-- Opening Marker --

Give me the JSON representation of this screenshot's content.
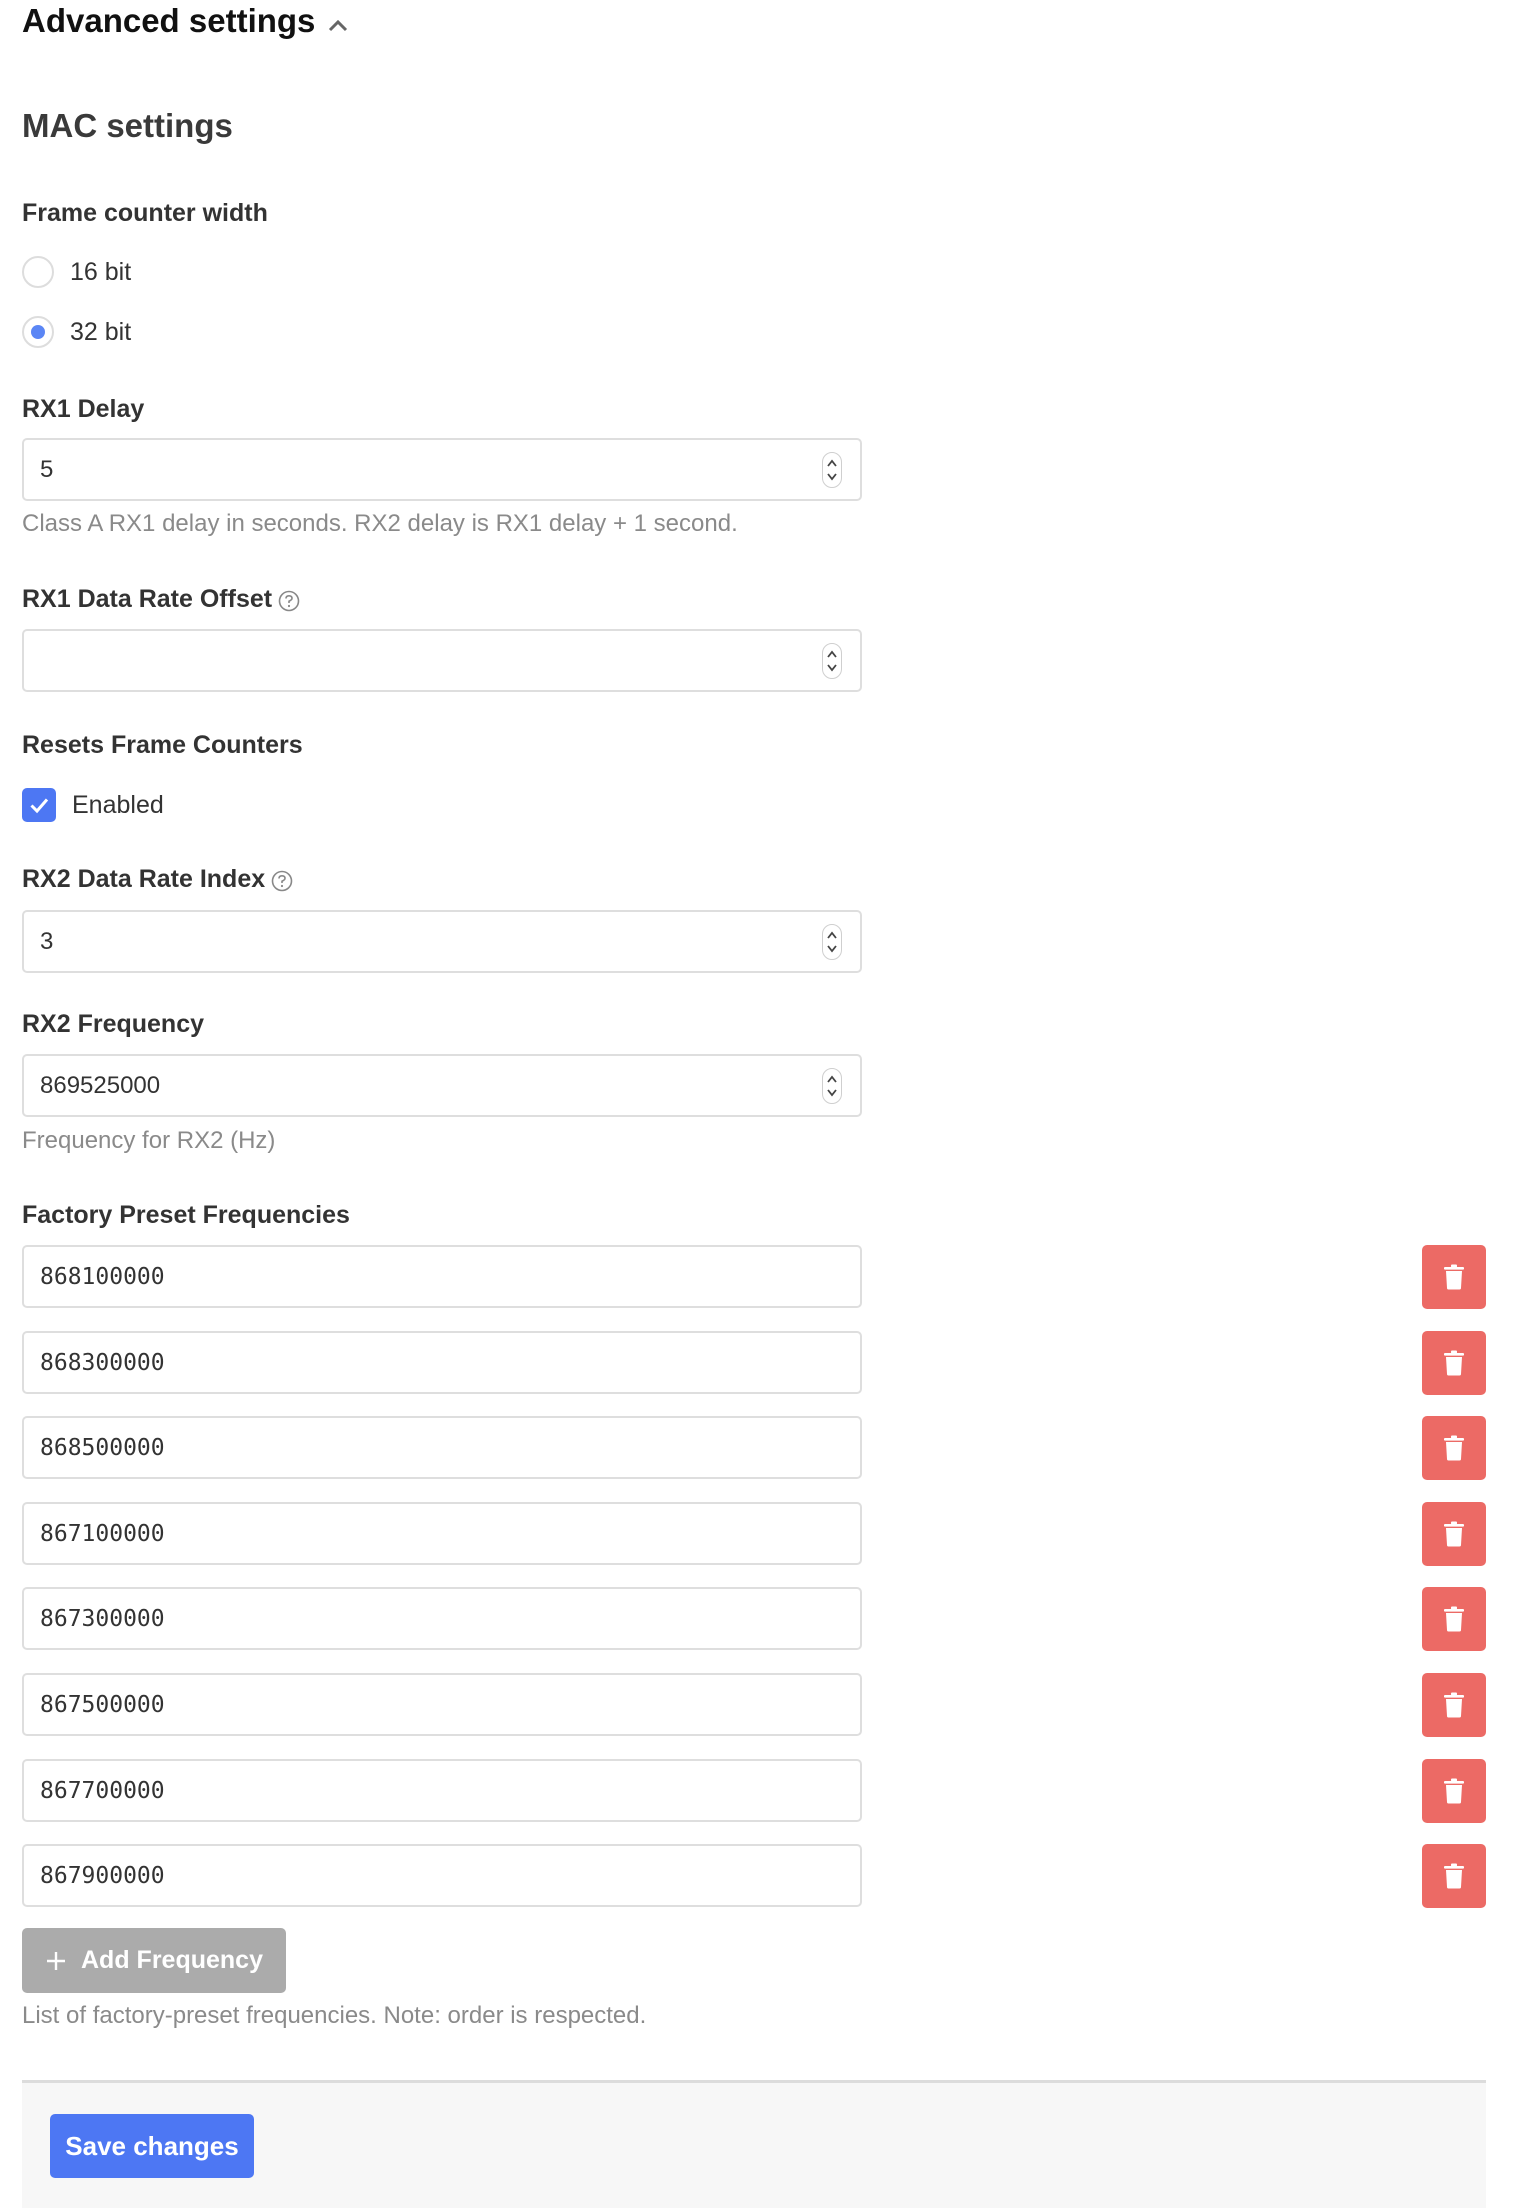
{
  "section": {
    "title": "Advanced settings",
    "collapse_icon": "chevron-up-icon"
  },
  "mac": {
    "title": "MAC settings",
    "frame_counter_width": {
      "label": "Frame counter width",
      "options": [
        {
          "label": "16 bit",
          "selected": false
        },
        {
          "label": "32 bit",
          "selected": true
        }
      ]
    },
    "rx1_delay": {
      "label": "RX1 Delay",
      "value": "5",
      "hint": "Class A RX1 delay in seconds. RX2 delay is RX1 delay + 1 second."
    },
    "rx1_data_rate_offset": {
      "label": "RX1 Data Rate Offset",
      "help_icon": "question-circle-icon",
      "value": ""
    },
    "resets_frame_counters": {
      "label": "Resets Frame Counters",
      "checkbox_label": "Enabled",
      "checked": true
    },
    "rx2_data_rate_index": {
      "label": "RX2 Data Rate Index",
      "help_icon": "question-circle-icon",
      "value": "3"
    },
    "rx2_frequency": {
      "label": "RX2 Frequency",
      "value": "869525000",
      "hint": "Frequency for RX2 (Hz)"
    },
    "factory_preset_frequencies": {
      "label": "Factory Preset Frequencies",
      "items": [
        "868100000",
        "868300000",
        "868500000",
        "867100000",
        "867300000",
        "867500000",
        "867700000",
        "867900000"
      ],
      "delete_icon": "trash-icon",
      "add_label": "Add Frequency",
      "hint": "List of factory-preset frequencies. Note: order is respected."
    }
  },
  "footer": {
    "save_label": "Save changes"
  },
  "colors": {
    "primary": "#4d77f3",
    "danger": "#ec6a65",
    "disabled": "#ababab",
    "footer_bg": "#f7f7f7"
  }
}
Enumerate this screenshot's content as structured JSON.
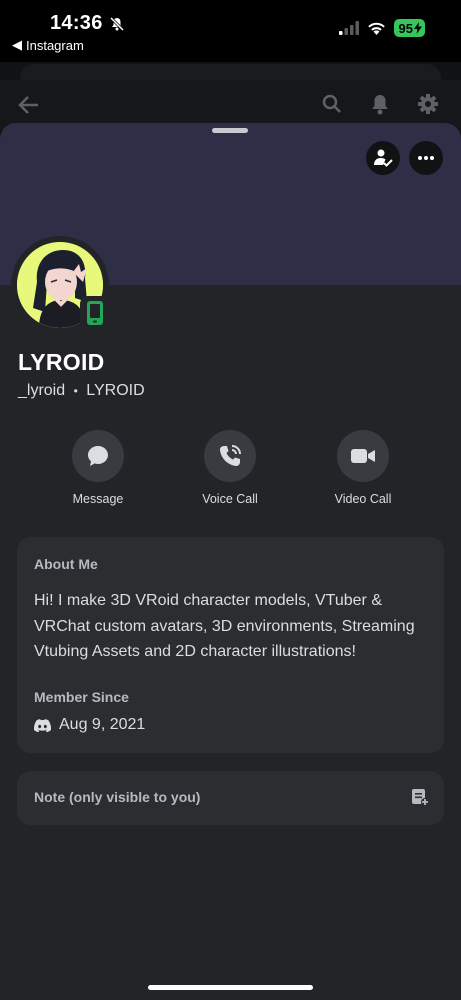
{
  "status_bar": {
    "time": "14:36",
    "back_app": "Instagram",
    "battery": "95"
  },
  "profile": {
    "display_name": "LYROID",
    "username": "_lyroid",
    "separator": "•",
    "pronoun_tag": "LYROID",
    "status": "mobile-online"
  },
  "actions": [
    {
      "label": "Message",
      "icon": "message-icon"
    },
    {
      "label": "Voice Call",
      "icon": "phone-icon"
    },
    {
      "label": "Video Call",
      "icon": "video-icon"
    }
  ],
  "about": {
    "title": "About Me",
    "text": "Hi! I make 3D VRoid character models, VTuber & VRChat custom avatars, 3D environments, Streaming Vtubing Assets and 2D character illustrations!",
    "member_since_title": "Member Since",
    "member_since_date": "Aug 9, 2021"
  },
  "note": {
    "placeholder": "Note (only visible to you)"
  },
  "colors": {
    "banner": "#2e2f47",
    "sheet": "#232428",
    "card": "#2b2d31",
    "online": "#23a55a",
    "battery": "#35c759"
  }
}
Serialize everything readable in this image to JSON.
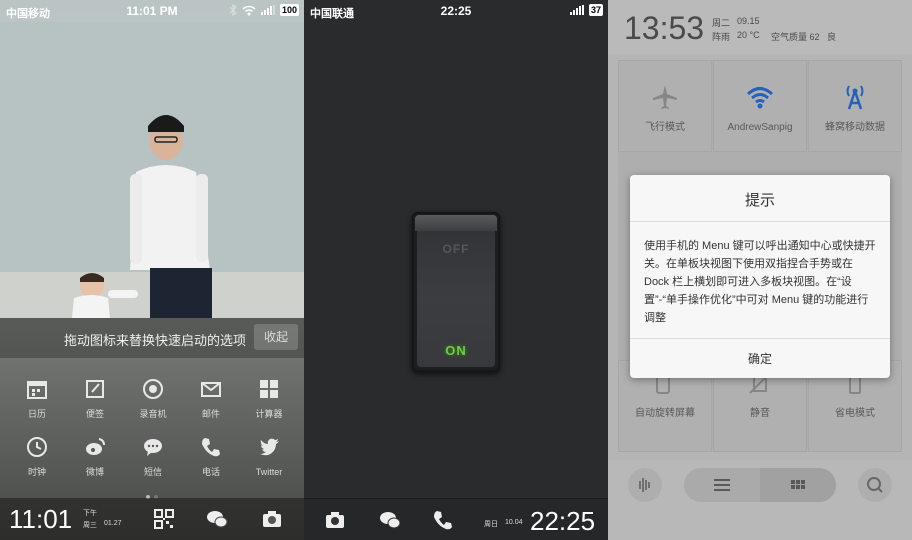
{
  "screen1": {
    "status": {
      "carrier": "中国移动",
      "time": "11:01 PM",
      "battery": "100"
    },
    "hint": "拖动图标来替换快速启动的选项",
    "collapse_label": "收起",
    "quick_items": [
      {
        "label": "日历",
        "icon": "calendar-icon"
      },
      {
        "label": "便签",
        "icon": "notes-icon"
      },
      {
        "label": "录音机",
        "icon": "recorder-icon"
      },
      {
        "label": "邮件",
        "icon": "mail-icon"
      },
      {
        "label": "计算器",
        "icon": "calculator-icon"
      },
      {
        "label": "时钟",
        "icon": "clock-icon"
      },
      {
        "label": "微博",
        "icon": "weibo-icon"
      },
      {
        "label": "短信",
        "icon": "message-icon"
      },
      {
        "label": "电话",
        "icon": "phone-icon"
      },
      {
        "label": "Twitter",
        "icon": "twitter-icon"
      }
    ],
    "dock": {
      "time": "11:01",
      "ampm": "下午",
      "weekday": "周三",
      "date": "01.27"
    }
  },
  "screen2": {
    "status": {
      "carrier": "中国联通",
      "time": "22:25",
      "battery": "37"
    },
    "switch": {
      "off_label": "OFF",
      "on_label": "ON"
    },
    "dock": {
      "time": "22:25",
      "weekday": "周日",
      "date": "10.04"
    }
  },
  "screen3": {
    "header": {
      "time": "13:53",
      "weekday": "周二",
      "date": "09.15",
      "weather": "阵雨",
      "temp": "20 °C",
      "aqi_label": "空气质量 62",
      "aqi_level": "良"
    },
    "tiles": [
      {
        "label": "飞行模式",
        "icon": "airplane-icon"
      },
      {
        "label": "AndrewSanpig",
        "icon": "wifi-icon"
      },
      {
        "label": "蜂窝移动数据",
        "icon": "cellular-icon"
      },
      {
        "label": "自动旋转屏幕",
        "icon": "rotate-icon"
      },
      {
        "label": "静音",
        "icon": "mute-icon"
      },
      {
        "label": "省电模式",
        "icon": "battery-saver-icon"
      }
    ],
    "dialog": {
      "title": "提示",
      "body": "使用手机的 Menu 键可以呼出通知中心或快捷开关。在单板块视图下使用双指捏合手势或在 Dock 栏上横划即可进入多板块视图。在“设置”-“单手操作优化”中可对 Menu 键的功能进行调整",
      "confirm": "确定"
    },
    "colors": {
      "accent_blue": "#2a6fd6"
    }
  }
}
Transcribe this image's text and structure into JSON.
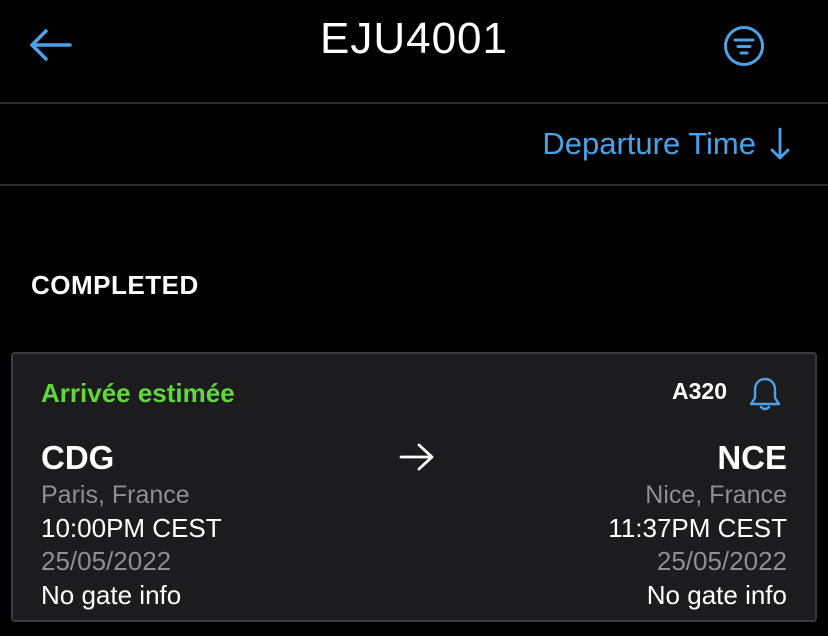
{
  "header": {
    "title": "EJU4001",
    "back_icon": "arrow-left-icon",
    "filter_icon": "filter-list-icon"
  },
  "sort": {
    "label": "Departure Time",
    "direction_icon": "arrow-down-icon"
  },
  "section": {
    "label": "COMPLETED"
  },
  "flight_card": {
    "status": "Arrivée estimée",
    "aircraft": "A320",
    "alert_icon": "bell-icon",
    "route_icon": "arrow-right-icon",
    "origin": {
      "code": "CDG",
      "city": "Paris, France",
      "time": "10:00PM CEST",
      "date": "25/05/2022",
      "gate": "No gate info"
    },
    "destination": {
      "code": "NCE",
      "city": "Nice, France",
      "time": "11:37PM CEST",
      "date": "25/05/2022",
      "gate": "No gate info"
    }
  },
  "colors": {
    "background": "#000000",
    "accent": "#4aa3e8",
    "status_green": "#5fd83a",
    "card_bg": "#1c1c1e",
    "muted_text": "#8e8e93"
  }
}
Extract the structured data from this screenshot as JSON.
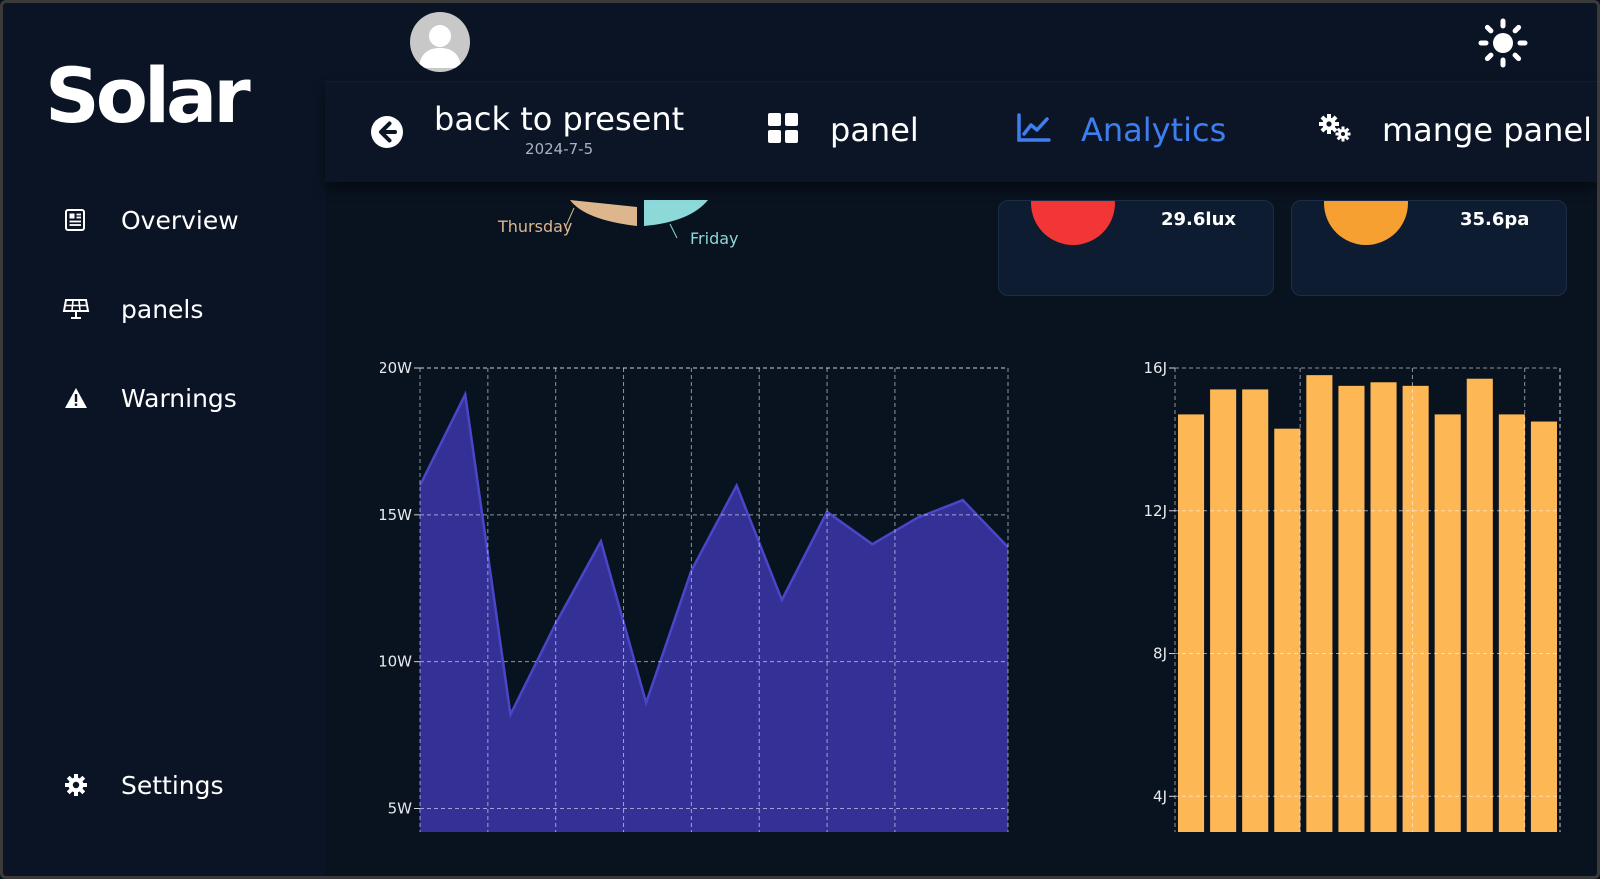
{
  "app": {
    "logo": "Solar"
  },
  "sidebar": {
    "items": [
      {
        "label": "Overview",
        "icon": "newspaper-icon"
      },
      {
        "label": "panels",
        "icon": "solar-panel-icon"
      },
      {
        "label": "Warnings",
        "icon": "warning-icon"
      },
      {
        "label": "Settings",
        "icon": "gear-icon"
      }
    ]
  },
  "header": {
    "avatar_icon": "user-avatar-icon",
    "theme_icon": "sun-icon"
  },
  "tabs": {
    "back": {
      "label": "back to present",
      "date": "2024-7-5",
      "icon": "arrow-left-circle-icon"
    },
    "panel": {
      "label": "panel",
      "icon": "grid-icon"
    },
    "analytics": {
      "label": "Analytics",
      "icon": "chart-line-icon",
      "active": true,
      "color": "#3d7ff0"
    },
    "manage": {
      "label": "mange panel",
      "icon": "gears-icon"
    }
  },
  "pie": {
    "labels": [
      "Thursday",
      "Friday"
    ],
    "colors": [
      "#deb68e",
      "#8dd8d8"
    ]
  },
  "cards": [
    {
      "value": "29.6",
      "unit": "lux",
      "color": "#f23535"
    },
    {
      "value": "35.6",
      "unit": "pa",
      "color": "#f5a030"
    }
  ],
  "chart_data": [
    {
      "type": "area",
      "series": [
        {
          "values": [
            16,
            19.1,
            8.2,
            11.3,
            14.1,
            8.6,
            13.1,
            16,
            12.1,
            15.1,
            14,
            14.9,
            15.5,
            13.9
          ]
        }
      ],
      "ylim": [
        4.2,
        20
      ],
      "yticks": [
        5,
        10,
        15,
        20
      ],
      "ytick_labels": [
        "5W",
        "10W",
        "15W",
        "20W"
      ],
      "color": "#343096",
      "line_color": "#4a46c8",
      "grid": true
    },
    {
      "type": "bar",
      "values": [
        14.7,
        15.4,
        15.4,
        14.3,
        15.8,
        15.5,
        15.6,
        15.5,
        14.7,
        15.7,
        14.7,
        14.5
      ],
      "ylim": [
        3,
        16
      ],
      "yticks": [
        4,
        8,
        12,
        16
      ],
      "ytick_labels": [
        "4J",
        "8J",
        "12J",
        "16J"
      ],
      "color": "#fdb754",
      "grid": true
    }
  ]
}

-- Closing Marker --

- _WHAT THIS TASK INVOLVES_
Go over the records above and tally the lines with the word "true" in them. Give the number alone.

- _SOLUTION_
5